• Task goal: Without the pictures, print each of the records below exactly as it appears.

================================

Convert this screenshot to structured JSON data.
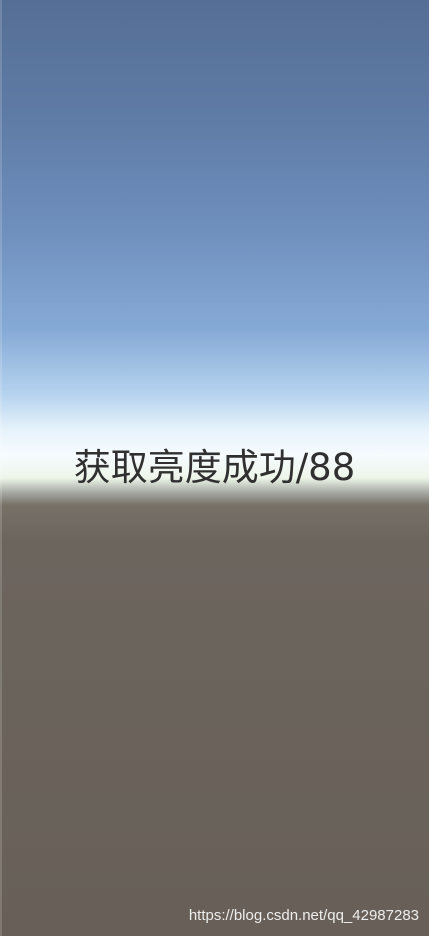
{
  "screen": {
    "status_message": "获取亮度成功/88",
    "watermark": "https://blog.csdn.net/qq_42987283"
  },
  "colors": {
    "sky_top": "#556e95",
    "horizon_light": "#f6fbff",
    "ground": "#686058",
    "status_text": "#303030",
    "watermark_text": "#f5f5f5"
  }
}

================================

• Task output:
Convert this screenshot to structured JSON data.
{
  "screen": {
    "status_message": "获取亮度成功/88",
    "watermark": "https://blog.csdn.net/qq_42987283"
  },
  "colors": {
    "sky_top": "#556e95",
    "horizon_light": "#f6fbff",
    "ground": "#686058",
    "status_text": "#303030",
    "watermark_text": "#f5f5f5"
  }
}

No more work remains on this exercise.